┌──

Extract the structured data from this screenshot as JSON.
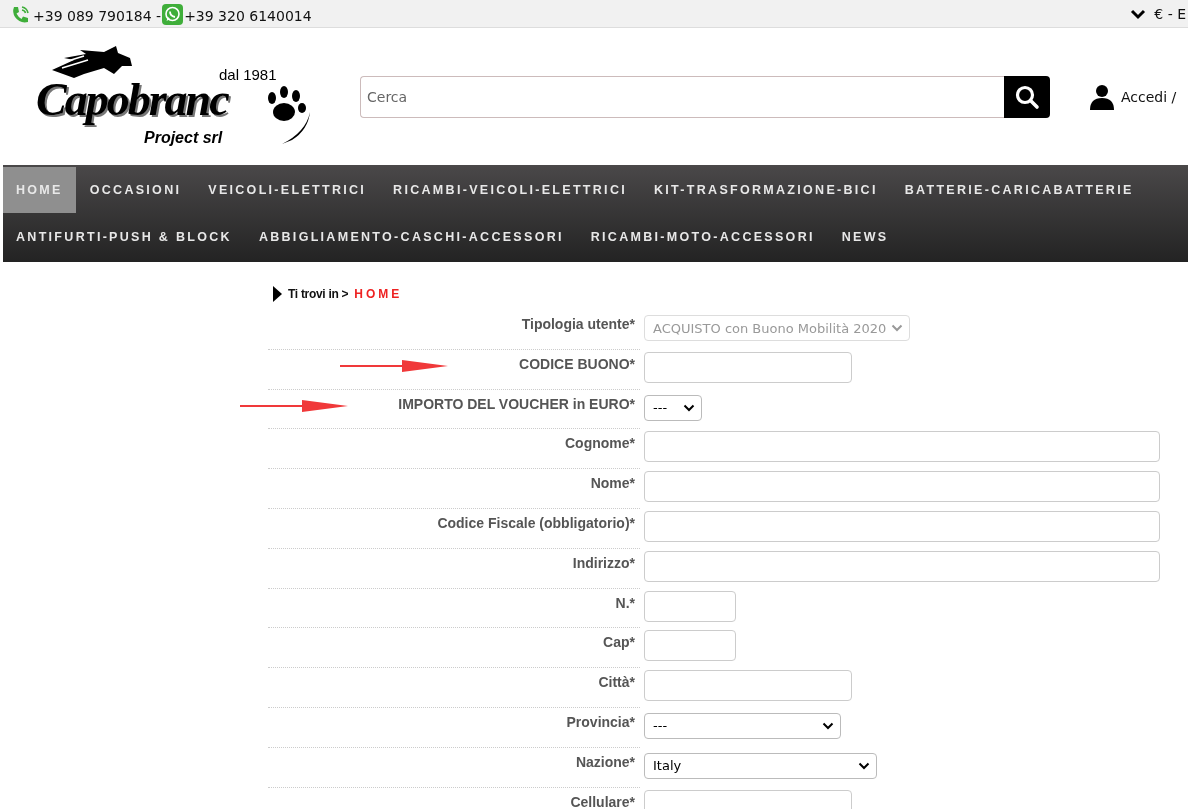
{
  "top_bar": {
    "phone": "+39 089 790184 - ",
    "whatsapp": "+39 320 6140014",
    "currency": "€ - E"
  },
  "header": {
    "logo": {
      "since": "dal 1981",
      "name": "Capobranc",
      "company": "Project srl"
    },
    "search": {
      "placeholder": "Cerca"
    },
    "account": "Accedi /"
  },
  "nav": {
    "items": [
      {
        "label": "HOME",
        "selected": true
      },
      {
        "label": "OCCASIONI",
        "selected": false
      },
      {
        "label": "VEICOLI-ELETTRICI",
        "selected": false
      },
      {
        "label": "RICAMBI-VEICOLI-ELETTRICI",
        "selected": false
      },
      {
        "label": "KIT-TRASFORMAZIONE-BICI",
        "selected": false
      },
      {
        "label": "BATTERIE-CARICABATTERIE",
        "selected": false
      },
      {
        "label": "ANTIFURTI-PUSH & BLOCK",
        "selected": false
      },
      {
        "label": "ABBIGLIAMENTO-CASCHI-ACCESSORI",
        "selected": false
      },
      {
        "label": "RICAMBI-MOTO-ACCESSORI",
        "selected": false
      },
      {
        "label": "NEWS",
        "selected": false
      }
    ]
  },
  "breadcrumb": {
    "prefix": "Ti trovi in >",
    "current": "HOME"
  },
  "form": {
    "rows": [
      {
        "label": "Tipologia utente*",
        "kind": "select",
        "value": "ACQUISTO con Buono Mobilità 2020",
        "disabled": true,
        "marked": false
      },
      {
        "label": "CODICE BUONO*",
        "kind": "text",
        "marked": true
      },
      {
        "label": "IMPORTO DEL VOUCHER in EURO*",
        "kind": "select",
        "value": "---",
        "disabled": false,
        "marked": true
      },
      {
        "label": "Cognome*",
        "kind": "text",
        "marked": false
      },
      {
        "label": "Nome*",
        "kind": "text",
        "marked": false
      },
      {
        "label": "Codice Fiscale (obbligatorio)*",
        "kind": "text",
        "marked": false
      },
      {
        "label": "Indirizzo*",
        "kind": "text",
        "marked": false
      },
      {
        "label": "N.*",
        "kind": "text",
        "marked": false
      },
      {
        "label": "Cap*",
        "kind": "text",
        "marked": false
      },
      {
        "label": "Città*",
        "kind": "text",
        "marked": false
      },
      {
        "label": "Provincia*",
        "kind": "select",
        "value": "---",
        "disabled": false,
        "marked": false
      },
      {
        "label": "Nazione*",
        "kind": "select",
        "value": "Italy",
        "disabled": false,
        "marked": false
      },
      {
        "label": "Cellulare*",
        "kind": "text",
        "marked": false
      }
    ]
  }
}
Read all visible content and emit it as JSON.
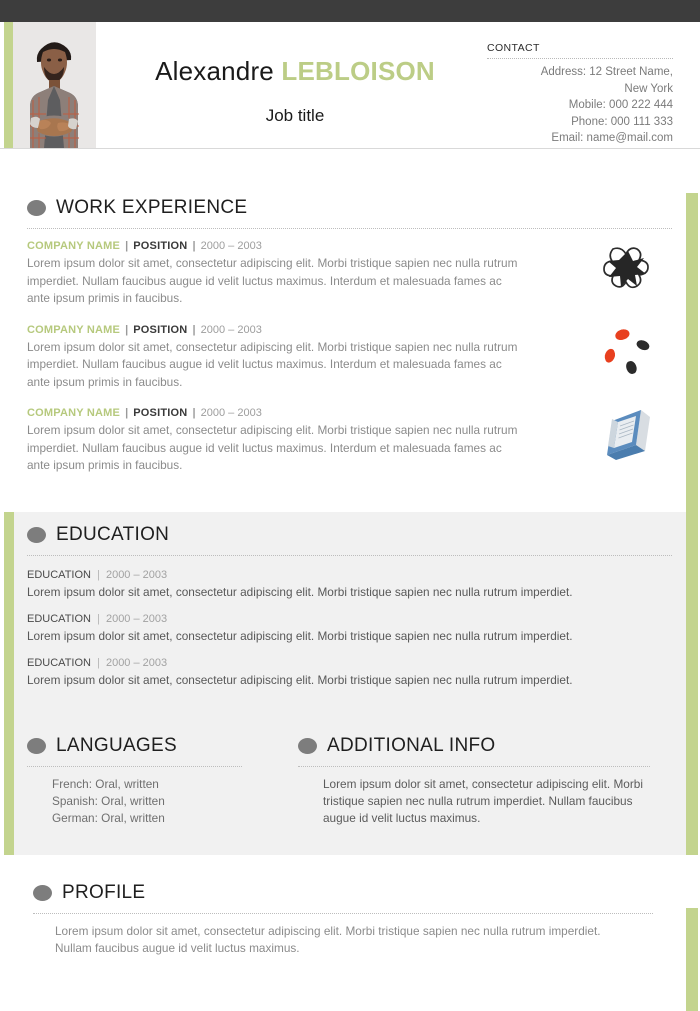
{
  "theme": {
    "accent_green": "#c3d48e",
    "name_accent": "#bccd86",
    "topbar_dark": "#3d3d3d",
    "band_grey": "#f1f1f1",
    "bullet_grey": "#7d7d7d",
    "body_text_grey": "#8b8b8b"
  },
  "header": {
    "photo_alt": "portrait-photo",
    "first_name": "Alexandre",
    "last_name": "LEBLOISON",
    "job_title": "Job title",
    "contact": {
      "title": "CONTACT",
      "lines": [
        "Address: 12 Street Name,",
        "New York",
        "Mobile: 000 222 444",
        "Phone: 000 111 333",
        "Email: name@mail.com"
      ]
    }
  },
  "sections": {
    "work": {
      "title": "WORK EXPERIENCE",
      "entries": [
        {
          "company": "COMPANY NAME",
          "position": "POSITION",
          "dates": "2000 – 2003",
          "separator": "|",
          "description": "Lorem ipsum dolor sit amet, consectetur adipiscing elit. Morbi tristique sapien nec nulla rutrum imperdiet. Nullam faucibus augue id velit luctus maximus. Interdum et malesuada fames ac ante ipsum primis in faucibus.",
          "logo": "star-flower-logo"
        },
        {
          "company": "COMPANY NAME",
          "position": "POSITION",
          "dates": "2000 – 2003",
          "separator": "|",
          "description": "Lorem ipsum dolor sit amet, consectetur adipiscing elit. Morbi tristique sapien nec nulla rutrum imperdiet. Nullam faucibus augue id velit luctus maximus. Interdum et malesuada fames ac ante ipsum primis in faucibus.",
          "logo": "pebble-ring-logo"
        },
        {
          "company": "COMPANY NAME",
          "position": "POSITION",
          "dates": "2000 – 2003",
          "separator": "|",
          "description": "Lorem ipsum dolor sit amet, consectetur adipiscing elit. Morbi tristique sapien nec nulla rutrum imperdiet. Nullam faucibus augue id velit luctus maximus. Interdum et malesuada fames ac ante ipsum primis in faucibus.",
          "logo": "blue-book-logo"
        }
      ]
    },
    "education": {
      "title": "EDUCATION",
      "entries": [
        {
          "label": "EDUCATION",
          "separator": "|",
          "dates": "2000  – 2003",
          "description": "Lorem ipsum dolor sit amet, consectetur adipiscing elit. Morbi tristique sapien nec nulla rutrum imperdiet."
        },
        {
          "label": "EDUCATION",
          "separator": "|",
          "dates": "2000  – 2003",
          "description": "Lorem ipsum dolor sit amet, consectetur adipiscing elit. Morbi tristique sapien nec nulla rutrum imperdiet."
        },
        {
          "label": "EDUCATION",
          "separator": "|",
          "dates": "2000  – 2003",
          "description": "Lorem ipsum dolor sit amet, consectetur adipiscing elit. Morbi tristique sapien nec nulla rutrum imperdiet."
        }
      ]
    },
    "languages": {
      "title": "LANGUAGES",
      "items": [
        "French: Oral, written",
        "Spanish: Oral, written",
        "German: Oral, written"
      ]
    },
    "additional": {
      "title": "ADDITIONAL INFO",
      "text": "Lorem ipsum dolor sit amet, consectetur adipiscing elit. Morbi tristique sapien nec nulla rutrum imperdiet. Nullam faucibus augue id velit luctus maximus."
    },
    "profile": {
      "title": "PROFILE",
      "text": "Lorem ipsum dolor sit amet, consectetur adipiscing elit. Morbi tristique sapien nec nulla rutrum imperdiet. Nullam faucibus augue id velit luctus maximus."
    }
  }
}
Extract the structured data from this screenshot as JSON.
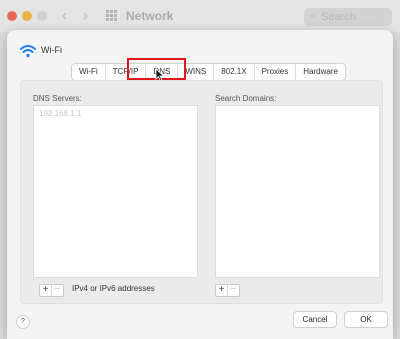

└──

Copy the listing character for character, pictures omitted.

RESULT OF THIS EXERCISE:
Extract the structured data from this screenshot as JSON.
{
  "top_bar": {
    "phone": "+39 089 790184 - ",
    "whatsapp": "+39 320 6140014",
    "currency": "€ - E"
  },
  "header": {
    "logo": {
      "since": "dal 1981",
      "name": "Capobranc",
      "company": "Project srl"
    },
    "search": {
      "placeholder": "Cerca"
    },
    "account": "Accedi /"
  },
  "nav": {
    "items": [
      {
        "label": "HOME",
        "selected": true
      },
      {
        "label": "OCCASIONI",
        "selected": false
      },
      {
        "label": "VEICOLI-ELETTRICI",
        "selected": false
      },
      {
        "label": "RICAMBI-VEICOLI-ELETTRICI",
        "selected": false
      },
      {
        "label": "KIT-TRASFORMAZIONE-BICI",
        "selected": false
      },
      {
        "label": "BATTERIE-CARICABATTERIE",
        "selected": false
      },
      {
        "label": "ANTIFURTI-PUSH & BLOCK",
        "selected": false
      },
      {
        "label": "ABBIGLIAMENTO-CASCHI-ACCESSORI",
        "selected": false
      },
      {
        "label": "RICAMBI-MOTO-ACCESSORI",
        "selected": false
      },
      {
        "label": "NEWS",
        "selected": false
      }
    ]
  },
  "breadcrumb": {
    "prefix": "Ti trovi in >",
    "current": "HOME"
  },
  "form": {
    "rows": [
      {
        "label": "Tipologia utente*",
        "kind": "select",
        "value": "ACQUISTO con Buono Mobilità 2020",
        "disabled": true,
        "marked": false
      },
      {
        "label": "CODICE BUONO*",
        "kind": "text",
        "marked": true
      },
      {
        "label": "IMPORTO DEL VOUCHER in EURO*",
        "kind": "select",
        "value": "---",
        "disabled": false,
        "marked": true
      },
      {
        "label": "Cognome*",
        "kind": "text",
        "marked": false
      },
      {
        "label": "Nome*",
        "kind": "text",
        "marked": false
      },
      {
        "label": "Codice Fiscale (obbligatorio)*",
        "kind": "text",
        "marked": false
      },
      {
        "label": "Indirizzo*",
        "kind": "text",
        "marked": false
      },
      {
        "label": "N.*",
        "kind": "text",
        "marked": false
      },
      {
        "label": "Cap*",
        "kind": "text",
        "marked": false
      },
      {
        "label": "Città*",
        "kind": "text",
        "marked": false
      },
      {
        "label": "Provincia*",
        "kind": "select",
        "value": "---",
        "disabled": false,
        "marked": false
      },
      {
        "label": "Nazione*",
        "kind": "select",
        "value": "Italy",
        "disabled": false,
        "marked": false
      },
      {
        "label": "Cellulare*",
        "kind": "text",
        "marked": false
      }
    ]
  }
}
Read all visible content and emit it as JSON.
{
  "theme": {
    "accent_green": "#c3d48e",
    "name_accent": "#bccd86",
    "topbar_dark": "#3d3d3d",
    "band_grey": "#f1f1f1",
    "bullet_grey": "#7d7d7d",
    "body_text_grey": "#8b8b8b"
  },
  "header": {
    "photo_alt": "portrait-photo",
    "first_name": "Alexandre",
    "last_name": "LEBLOISON",
    "job_title": "Job title",
    "contact": {
      "title": "CONTACT",
      "lines": [
        "Address: 12 Street Name,",
        "New York",
        "Mobile: 000 222 444",
        "Phone: 000 111 333",
        "Email: name@mail.com"
      ]
    }
  },
  "sections": {
    "work": {
      "title": "WORK EXPERIENCE",
      "entries": [
        {
          "company": "COMPANY NAME",
          "position": "POSITION",
          "dates": "2000 – 2003",
          "separator": "|",
          "description": "Lorem ipsum dolor sit amet, consectetur adipiscing elit. Morbi tristique sapien nec nulla rutrum imperdiet. Nullam faucibus augue id velit luctus maximus. Interdum et malesuada fames ac ante ipsum primis in faucibus.",
          "logo": "star-flower-logo"
        },
        {
          "company": "COMPANY NAME",
          "position": "POSITION",
          "dates": "2000 – 2003",
          "separator": "|",
          "description": "Lorem ipsum dolor sit amet, consectetur adipiscing elit. Morbi tristique sapien nec nulla rutrum imperdiet. Nullam faucibus augue id velit luctus maximus. Interdum et malesuada fames ac ante ipsum primis in faucibus.",
          "logo": "pebble-ring-logo"
        },
        {
          "company": "COMPANY NAME",
          "position": "POSITION",
          "dates": "2000 – 2003",
          "separator": "|",
          "description": "Lorem ipsum dolor sit amet, consectetur adipiscing elit. Morbi tristique sapien nec nulla rutrum imperdiet. Nullam faucibus augue id velit luctus maximus. Interdum et malesuada fames ac ante ipsum primis in faucibus.",
          "logo": "blue-book-logo"
        }
      ]
    },
    "education": {
      "title": "EDUCATION",
      "entries": [
        {
          "label": "EDUCATION",
          "separator": "|",
          "dates": "2000  – 2003",
          "description": "Lorem ipsum dolor sit amet, consectetur adipiscing elit. Morbi tristique sapien nec nulla rutrum imperdiet."
        },
        {
          "label": "EDUCATION",
          "separator": "|",
          "dates": "2000  – 2003",
          "description": "Lorem ipsum dolor sit amet, consectetur adipiscing elit. Morbi tristique sapien nec nulla rutrum imperdiet."
        },
        {
          "label": "EDUCATION",
          "separator": "|",
          "dates": "2000  – 2003",
          "description": "Lorem ipsum dolor sit amet, consectetur adipiscing elit. Morbi tristique sapien nec nulla rutrum imperdiet."
        }
      ]
    },
    "languages": {
      "title": "LANGUAGES",
      "items": [
        "French: Oral, written",
        "Spanish: Oral, written",
        "German: Oral, written"
      ]
    },
    "additional": {
      "title": "ADDITIONAL INFO",
      "text": "Lorem ipsum dolor sit amet, consectetur adipiscing elit. Morbi tristique sapien nec nulla rutrum imperdiet. Nullam faucibus augue id velit luctus maximus."
    },
    "profile": {
      "title": "PROFILE",
      "text": "Lorem ipsum dolor sit amet, consectetur adipiscing elit. Morbi tristique sapien nec nulla rutrum imperdiet. Nullam faucibus augue id velit luctus maximus."
    }
  }
}
Extract the structured data from this screenshot as JSON.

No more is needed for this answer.